- **TASK ITEM**
Every record here should be printed again exactly.

(Dataset rows for apps and sites)

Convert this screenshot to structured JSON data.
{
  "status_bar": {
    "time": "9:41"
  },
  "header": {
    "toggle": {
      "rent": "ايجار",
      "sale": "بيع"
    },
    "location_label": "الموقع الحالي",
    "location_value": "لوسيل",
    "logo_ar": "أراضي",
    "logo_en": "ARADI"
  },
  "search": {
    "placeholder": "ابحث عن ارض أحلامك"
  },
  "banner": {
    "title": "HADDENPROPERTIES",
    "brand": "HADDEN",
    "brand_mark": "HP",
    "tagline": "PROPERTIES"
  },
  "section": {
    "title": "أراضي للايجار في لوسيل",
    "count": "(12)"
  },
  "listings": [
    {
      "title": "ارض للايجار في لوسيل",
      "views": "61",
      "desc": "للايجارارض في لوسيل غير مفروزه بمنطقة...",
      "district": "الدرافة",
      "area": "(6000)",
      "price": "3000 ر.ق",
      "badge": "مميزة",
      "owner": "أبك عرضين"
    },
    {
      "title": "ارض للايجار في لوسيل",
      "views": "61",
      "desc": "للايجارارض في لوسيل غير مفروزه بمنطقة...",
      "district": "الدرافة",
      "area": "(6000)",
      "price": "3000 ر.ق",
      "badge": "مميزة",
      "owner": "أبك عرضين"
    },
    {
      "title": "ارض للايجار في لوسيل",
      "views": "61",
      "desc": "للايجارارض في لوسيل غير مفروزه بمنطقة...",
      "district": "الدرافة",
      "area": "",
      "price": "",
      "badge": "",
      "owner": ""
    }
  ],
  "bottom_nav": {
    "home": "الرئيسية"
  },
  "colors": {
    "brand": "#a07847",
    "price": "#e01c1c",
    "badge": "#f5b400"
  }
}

- **EXERCISE ANSWER**
Convert this screenshot to structured JSON data.
{
  "status_bar": {
    "time": "9:41"
  },
  "header": {
    "toggle": {
      "rent": "ايجار",
      "sale": "بيع"
    },
    "location_label": "الموقع الحالي",
    "location_value": "لوسيل",
    "logo_ar": "أراضي",
    "logo_en": "ARADI"
  },
  "search": {
    "placeholder": "ابحث عن ارض أحلامك"
  },
  "banner": {
    "title": "HADDENPROPERTIES",
    "brand": "HADDEN",
    "brand_mark": "HP",
    "tagline": "PROPERTIES"
  },
  "section": {
    "title": "أراضي للايجار في لوسيل",
    "count": "(12)"
  },
  "listings": [
    {
      "title": "ارض للايجار في لوسيل",
      "views": "61",
      "desc": "للايجارارض في لوسيل غير مفروزه بمنطقة...",
      "district": "الدرافة",
      "area": "(6000)",
      "price": "3000 ر.ق",
      "badge": "مميزة",
      "owner": "أبك عرضين"
    },
    {
      "title": "ارض للايجار في لوسيل",
      "views": "61",
      "desc": "للايجارارض في لوسيل غير مفروزه بمنطقة...",
      "district": "الدرافة",
      "area": "(6000)",
      "price": "3000 ر.ق",
      "badge": "مميزة",
      "owner": "أبك عرضين"
    },
    {
      "title": "ارض للايجار في لوسيل",
      "views": "61",
      "desc": "للايجارارض في لوسيل غير مفروزه بمنطقة...",
      "district": "الدرافة",
      "area": "",
      "price": "",
      "badge": "",
      "owner": ""
    }
  ],
  "bottom_nav": {
    "home": "الرئيسية"
  },
  "colors": {
    "brand": "#a07847",
    "price": "#e01c1c",
    "badge": "#f5b400"
  }
}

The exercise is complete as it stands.